Items from a dataset:

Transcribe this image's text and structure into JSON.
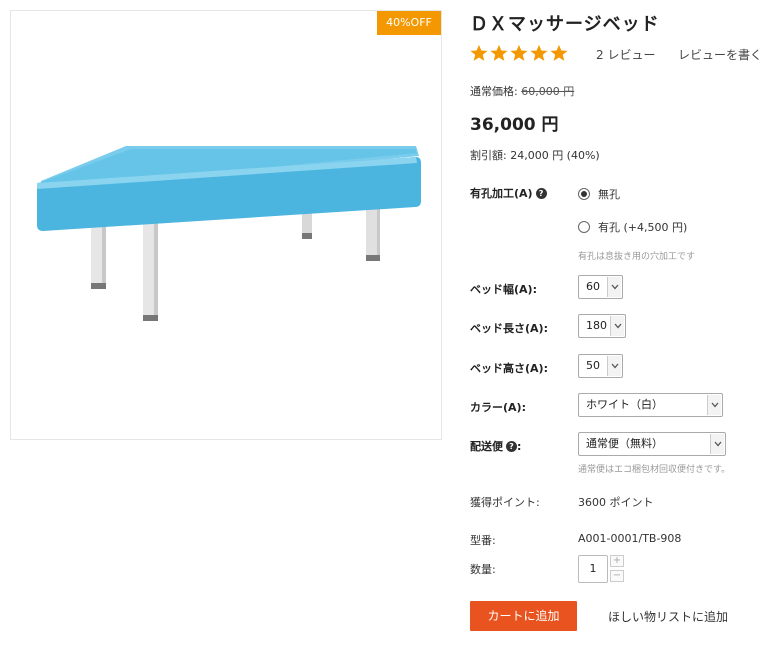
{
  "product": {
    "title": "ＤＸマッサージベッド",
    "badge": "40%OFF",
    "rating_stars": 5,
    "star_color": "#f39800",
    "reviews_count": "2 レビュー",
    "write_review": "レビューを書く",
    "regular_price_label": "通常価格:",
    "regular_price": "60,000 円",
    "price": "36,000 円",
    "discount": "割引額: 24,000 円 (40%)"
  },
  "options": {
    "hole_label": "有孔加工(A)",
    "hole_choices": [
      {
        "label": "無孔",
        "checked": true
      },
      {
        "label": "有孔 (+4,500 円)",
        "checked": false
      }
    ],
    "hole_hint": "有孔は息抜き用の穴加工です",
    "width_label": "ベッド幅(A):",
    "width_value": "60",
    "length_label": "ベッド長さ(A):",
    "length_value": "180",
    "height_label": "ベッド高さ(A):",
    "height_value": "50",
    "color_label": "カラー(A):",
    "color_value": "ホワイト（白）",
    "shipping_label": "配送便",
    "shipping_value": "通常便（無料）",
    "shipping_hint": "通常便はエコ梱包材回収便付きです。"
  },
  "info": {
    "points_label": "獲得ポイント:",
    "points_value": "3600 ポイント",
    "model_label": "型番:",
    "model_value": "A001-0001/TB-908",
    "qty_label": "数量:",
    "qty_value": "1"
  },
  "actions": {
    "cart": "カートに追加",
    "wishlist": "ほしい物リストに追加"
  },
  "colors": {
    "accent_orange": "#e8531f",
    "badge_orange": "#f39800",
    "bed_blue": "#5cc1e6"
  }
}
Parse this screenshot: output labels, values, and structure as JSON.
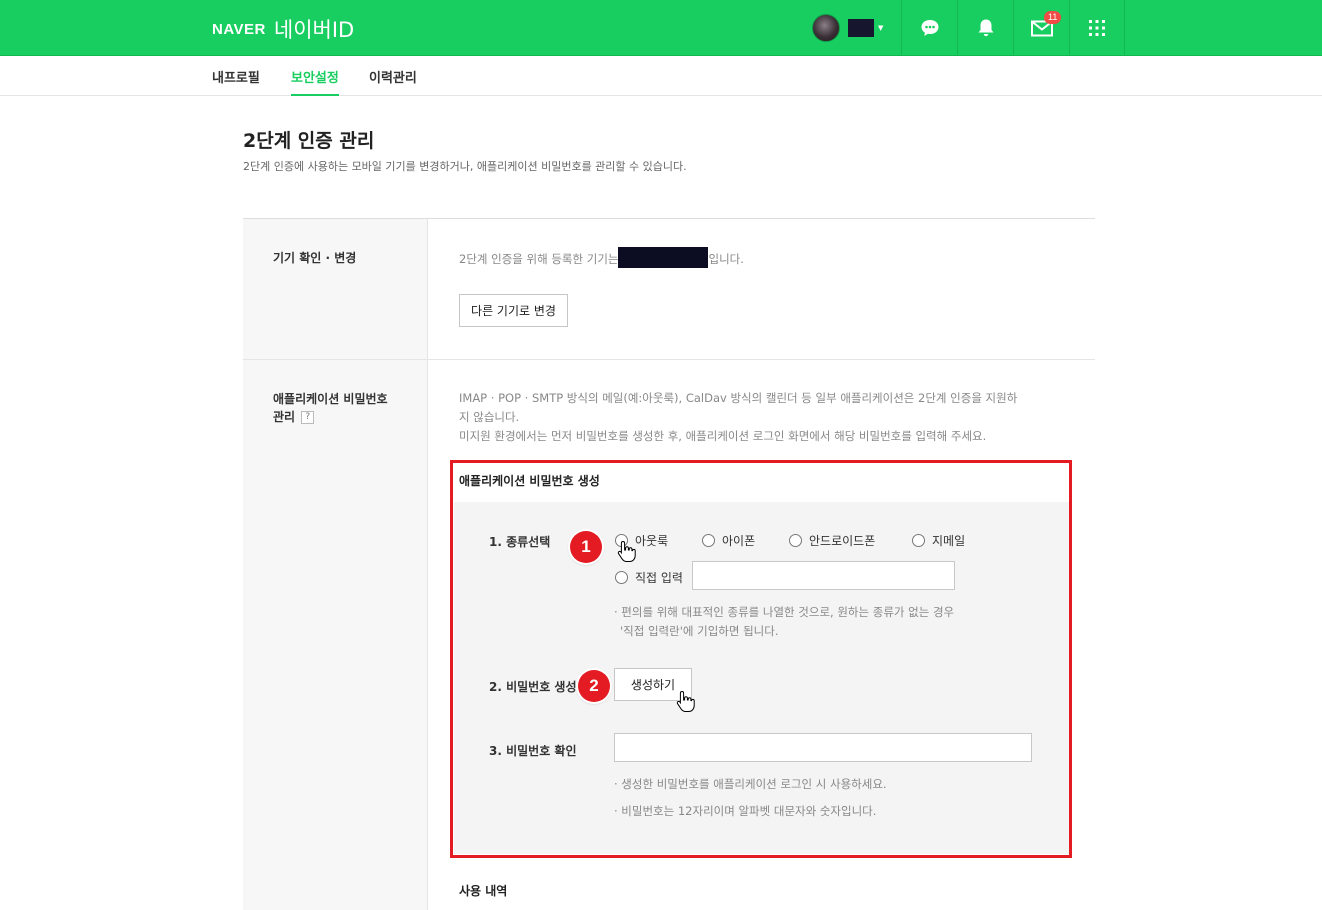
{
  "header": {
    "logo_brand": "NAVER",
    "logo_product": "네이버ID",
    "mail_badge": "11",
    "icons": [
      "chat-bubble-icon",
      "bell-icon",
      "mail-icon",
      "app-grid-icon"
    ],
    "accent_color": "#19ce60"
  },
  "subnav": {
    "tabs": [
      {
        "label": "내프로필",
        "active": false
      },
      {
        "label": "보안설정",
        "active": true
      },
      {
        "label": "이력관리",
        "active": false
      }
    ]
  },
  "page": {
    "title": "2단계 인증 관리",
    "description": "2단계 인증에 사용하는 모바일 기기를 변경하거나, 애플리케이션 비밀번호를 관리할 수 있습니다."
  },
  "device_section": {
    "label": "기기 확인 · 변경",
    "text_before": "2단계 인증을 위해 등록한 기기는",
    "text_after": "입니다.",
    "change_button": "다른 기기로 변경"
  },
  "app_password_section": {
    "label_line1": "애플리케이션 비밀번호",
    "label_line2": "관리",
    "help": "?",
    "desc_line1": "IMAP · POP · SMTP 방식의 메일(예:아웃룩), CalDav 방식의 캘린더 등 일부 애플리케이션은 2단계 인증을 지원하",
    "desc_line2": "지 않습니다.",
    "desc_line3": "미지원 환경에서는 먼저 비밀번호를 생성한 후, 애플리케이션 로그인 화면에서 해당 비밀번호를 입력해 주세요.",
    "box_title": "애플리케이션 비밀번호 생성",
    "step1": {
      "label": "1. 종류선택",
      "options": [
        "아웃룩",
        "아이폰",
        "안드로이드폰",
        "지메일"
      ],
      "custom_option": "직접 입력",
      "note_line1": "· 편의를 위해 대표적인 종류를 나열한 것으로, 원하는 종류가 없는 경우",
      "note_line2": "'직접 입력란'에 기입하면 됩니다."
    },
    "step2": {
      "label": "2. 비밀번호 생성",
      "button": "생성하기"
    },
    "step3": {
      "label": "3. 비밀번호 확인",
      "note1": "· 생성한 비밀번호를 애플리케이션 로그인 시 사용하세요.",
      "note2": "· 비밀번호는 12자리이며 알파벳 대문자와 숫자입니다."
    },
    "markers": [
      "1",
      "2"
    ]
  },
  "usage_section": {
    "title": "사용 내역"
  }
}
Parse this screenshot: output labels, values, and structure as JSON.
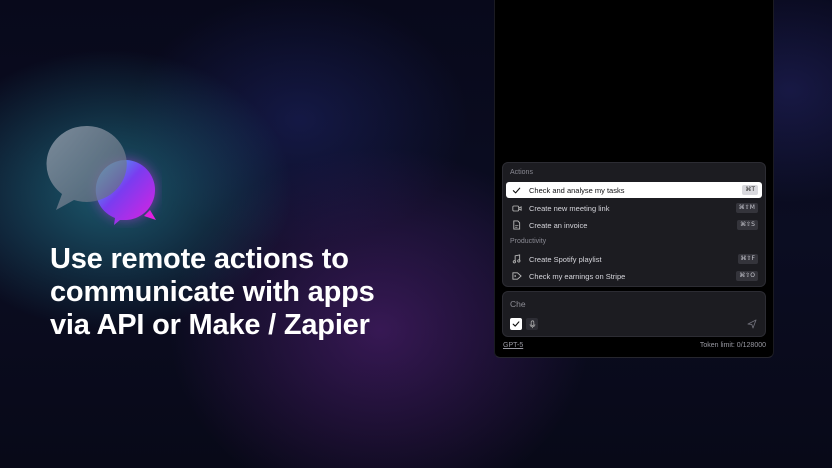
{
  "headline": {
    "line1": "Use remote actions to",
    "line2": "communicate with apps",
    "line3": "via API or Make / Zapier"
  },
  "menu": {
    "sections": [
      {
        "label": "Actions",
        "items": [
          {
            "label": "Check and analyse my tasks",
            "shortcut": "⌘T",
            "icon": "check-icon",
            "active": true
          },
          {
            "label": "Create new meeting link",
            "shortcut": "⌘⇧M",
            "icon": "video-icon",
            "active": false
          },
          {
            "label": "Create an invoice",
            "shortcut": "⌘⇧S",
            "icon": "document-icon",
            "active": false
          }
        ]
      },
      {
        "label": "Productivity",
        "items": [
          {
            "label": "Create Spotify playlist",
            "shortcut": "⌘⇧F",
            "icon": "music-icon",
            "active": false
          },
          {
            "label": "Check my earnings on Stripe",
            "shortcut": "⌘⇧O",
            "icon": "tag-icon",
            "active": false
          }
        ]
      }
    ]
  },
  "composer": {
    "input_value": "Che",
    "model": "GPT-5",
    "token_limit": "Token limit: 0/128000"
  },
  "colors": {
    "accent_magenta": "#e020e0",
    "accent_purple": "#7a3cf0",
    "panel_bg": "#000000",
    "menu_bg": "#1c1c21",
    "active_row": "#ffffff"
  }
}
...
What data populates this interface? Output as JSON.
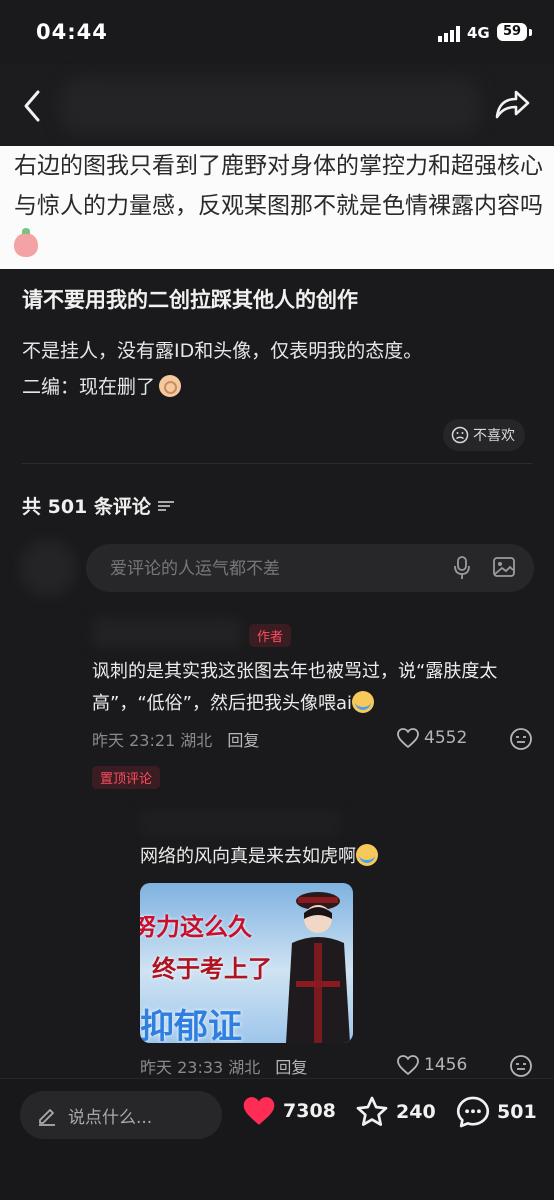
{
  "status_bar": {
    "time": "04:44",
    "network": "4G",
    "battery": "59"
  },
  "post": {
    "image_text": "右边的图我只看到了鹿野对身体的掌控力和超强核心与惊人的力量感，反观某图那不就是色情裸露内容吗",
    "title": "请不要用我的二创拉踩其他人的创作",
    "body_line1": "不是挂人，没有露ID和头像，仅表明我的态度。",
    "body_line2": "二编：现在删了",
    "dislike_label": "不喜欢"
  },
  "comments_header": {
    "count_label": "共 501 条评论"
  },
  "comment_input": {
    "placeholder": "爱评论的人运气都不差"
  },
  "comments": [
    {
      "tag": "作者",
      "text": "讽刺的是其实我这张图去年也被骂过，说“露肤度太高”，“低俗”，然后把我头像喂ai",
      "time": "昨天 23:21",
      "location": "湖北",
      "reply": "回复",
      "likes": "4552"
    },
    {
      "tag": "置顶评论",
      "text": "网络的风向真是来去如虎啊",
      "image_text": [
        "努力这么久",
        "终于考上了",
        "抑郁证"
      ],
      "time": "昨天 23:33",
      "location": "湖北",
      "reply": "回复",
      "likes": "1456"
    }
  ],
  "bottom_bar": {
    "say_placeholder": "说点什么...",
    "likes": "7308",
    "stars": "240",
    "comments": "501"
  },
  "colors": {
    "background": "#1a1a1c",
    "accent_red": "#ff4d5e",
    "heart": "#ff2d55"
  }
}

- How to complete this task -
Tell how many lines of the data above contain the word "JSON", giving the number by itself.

- Solved problem -
4